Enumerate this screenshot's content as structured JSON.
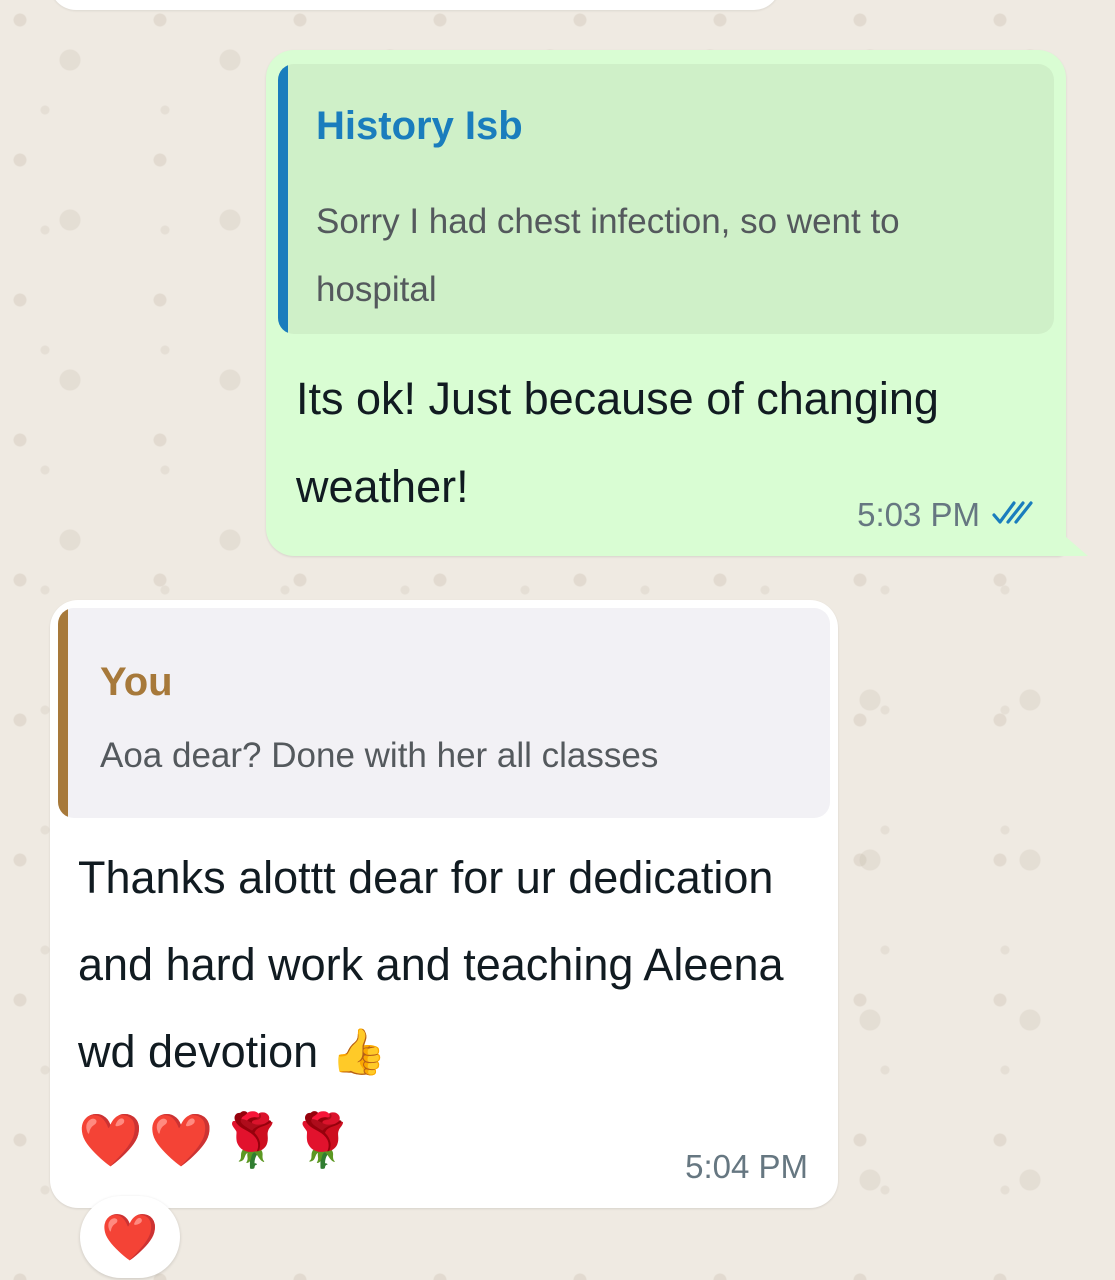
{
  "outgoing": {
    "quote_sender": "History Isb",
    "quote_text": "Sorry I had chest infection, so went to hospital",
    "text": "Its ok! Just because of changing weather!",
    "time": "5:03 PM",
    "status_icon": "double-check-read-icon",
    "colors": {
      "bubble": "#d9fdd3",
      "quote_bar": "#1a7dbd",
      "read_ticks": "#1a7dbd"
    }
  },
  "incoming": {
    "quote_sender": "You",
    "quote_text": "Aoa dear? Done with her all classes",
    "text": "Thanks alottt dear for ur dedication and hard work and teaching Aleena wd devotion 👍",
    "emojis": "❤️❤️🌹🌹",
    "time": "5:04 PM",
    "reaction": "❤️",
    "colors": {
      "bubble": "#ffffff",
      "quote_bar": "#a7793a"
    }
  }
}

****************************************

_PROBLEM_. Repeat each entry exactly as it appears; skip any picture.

_RESULT OF THE EXERCISE_.
Enumerate this screenshot's content as structured JSON.
{
  "outgoing": {
    "quote_sender": "History Isb",
    "quote_text": "Sorry I had chest infection, so went to hospital",
    "text": "Its ok! Just because of changing weather!",
    "time": "5:03 PM",
    "status_icon": "double-check-read-icon",
    "colors": {
      "bubble": "#d9fdd3",
      "quote_bar": "#1a7dbd",
      "read_ticks": "#1a7dbd"
    }
  },
  "incoming": {
    "quote_sender": "You",
    "quote_text": "Aoa dear? Done with her all classes",
    "text": "Thanks alottt dear for ur dedication and hard work and teaching Aleena wd devotion 👍",
    "emojis": "❤️❤️🌹🌹",
    "time": "5:04 PM",
    "reaction": "❤️",
    "colors": {
      "bubble": "#ffffff",
      "quote_bar": "#a7793a"
    }
  }
}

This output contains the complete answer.